It is startling that neither Suzuki, the producers of the spot, nor yet the energy company that subsidizes the production cost, would have stopped to think about these things.

the truth is clear: `environmentalism' is just another attempt at state control.

David C. Innes said...

Suzuki is still alive? The Canadian media establishment gets hold of someone who represents the approved views (beyond which is thoughtcrime) and then he or she is treated like a Canadian living monument. Didn't someone make him a Senator?

What you describe seems abominable. It's amazing how the corporation tow the liberal line instead of appealing to what ordinary people quietly believe.

But from within their moral frame of reference, I'm sure Suzuki stands in for Yoda, or Mr. Miyagi in Karate Kid, or Shifu, the master in Kung Fu Panda.

R.B. Glennie said...

*Suzuki is still alive? The Canadian media establishment gets hold of someone who represents the approved views (beyond which is thoughtcrime) and then he or she is treated like a Canadian living monument. Didn't someone make him a Senator?*

Not, not a Senator, thank Gaia!

Unfortunately, Suzuki's position as an envrionmental extremist causes not the least bit of controversy among the Canadian media-cultural elite.

David C. Innes said...

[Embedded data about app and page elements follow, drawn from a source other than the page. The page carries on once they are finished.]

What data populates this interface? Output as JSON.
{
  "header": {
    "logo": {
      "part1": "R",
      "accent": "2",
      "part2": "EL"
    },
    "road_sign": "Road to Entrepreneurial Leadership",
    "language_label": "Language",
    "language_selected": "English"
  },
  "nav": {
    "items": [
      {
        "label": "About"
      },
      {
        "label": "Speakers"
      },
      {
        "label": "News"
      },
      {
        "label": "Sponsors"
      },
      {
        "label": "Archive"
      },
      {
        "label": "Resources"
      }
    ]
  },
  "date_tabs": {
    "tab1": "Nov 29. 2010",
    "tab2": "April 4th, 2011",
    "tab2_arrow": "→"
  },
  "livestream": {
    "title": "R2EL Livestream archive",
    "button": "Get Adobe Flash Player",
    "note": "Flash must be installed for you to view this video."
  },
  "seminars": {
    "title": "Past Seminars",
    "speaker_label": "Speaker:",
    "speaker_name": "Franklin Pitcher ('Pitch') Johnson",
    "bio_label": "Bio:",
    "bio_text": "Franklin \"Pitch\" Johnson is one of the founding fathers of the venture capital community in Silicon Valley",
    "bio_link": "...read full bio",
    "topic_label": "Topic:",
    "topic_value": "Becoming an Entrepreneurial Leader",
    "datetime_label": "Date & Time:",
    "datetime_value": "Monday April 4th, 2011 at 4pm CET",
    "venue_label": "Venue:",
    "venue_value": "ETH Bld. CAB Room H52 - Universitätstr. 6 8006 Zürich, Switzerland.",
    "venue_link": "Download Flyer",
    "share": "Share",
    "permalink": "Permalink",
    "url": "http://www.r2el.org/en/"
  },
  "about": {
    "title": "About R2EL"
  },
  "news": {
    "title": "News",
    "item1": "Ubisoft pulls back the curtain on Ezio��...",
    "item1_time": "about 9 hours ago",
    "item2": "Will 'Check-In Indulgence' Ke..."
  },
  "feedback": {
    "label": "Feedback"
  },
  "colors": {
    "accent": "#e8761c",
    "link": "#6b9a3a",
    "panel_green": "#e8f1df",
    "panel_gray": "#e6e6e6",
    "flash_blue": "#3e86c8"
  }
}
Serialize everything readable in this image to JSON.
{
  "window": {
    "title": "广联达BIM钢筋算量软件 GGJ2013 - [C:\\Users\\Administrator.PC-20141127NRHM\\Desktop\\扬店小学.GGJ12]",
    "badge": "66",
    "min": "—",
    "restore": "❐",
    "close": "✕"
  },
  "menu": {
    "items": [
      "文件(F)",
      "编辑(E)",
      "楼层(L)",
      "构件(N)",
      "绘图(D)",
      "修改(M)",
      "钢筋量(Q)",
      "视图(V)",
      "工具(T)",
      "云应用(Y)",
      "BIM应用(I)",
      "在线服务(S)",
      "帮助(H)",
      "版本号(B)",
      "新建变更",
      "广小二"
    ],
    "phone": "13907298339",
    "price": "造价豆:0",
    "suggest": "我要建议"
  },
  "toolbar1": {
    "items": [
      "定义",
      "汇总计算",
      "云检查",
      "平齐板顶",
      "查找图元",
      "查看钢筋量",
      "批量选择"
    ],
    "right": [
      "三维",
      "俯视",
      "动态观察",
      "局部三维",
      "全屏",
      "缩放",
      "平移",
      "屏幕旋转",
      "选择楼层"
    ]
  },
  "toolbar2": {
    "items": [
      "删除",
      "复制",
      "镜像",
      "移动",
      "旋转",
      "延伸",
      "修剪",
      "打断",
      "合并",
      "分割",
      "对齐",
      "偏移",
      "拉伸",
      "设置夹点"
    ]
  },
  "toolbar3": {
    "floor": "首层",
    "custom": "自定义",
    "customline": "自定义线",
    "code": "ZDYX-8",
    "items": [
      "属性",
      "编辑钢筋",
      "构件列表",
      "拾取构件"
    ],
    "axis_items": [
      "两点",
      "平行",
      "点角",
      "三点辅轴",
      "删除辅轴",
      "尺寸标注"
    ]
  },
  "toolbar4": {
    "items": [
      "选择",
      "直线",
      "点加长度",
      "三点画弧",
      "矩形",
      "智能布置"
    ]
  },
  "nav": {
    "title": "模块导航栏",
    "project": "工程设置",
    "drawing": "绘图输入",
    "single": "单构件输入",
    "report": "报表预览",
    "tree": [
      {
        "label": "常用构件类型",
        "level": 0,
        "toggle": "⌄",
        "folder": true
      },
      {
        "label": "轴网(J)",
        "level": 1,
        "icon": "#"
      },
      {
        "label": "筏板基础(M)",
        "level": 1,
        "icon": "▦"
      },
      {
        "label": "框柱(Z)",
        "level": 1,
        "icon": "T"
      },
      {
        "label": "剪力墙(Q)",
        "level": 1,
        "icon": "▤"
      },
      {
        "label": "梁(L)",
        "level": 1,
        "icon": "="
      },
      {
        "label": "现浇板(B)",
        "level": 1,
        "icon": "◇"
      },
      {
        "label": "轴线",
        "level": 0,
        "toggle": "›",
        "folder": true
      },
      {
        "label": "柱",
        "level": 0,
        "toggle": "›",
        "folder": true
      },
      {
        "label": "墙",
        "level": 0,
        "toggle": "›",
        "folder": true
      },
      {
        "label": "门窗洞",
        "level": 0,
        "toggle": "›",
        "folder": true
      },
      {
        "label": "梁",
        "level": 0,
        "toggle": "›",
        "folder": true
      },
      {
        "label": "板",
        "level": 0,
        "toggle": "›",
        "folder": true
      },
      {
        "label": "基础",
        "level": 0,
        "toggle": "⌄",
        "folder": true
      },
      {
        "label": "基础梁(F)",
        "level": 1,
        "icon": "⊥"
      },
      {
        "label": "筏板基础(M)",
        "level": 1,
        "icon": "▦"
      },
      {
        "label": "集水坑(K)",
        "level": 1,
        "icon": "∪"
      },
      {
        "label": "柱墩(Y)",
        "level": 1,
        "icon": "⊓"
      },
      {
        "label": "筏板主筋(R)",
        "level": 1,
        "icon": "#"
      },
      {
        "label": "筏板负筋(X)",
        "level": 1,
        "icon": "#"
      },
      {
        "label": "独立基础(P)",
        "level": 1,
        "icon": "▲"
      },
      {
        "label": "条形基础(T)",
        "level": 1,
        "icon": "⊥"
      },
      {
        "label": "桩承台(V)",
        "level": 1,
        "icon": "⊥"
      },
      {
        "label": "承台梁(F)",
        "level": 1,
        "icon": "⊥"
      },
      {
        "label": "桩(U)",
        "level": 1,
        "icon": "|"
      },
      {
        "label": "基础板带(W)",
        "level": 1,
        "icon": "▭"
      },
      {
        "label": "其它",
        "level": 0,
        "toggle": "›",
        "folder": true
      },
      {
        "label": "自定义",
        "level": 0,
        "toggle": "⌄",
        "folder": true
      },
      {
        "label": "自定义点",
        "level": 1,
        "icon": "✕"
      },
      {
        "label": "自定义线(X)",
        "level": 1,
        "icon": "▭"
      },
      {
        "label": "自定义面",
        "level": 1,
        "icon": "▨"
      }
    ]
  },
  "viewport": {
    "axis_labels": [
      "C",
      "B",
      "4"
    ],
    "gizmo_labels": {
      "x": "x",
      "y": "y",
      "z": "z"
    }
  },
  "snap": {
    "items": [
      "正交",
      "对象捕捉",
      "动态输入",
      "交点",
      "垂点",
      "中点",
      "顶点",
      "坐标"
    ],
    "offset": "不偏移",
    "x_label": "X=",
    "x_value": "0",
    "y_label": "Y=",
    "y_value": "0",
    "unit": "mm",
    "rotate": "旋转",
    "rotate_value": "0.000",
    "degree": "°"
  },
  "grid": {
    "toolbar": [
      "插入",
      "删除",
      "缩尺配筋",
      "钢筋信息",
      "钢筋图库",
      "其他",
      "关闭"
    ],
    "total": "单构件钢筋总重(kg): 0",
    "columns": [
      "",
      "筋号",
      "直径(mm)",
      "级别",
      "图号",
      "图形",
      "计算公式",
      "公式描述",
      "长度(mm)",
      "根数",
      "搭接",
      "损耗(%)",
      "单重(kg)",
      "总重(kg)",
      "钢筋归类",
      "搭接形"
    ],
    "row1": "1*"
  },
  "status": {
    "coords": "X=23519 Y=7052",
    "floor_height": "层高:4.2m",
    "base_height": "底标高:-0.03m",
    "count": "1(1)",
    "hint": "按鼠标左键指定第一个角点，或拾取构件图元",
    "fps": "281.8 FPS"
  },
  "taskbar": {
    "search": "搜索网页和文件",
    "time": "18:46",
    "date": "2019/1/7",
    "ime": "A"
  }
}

It seems that scientists are cooling to global warming. Read Kim Strassel's "The Climate Change Climate Change: The number of skeptics is swelling everywhere" in the WSJ.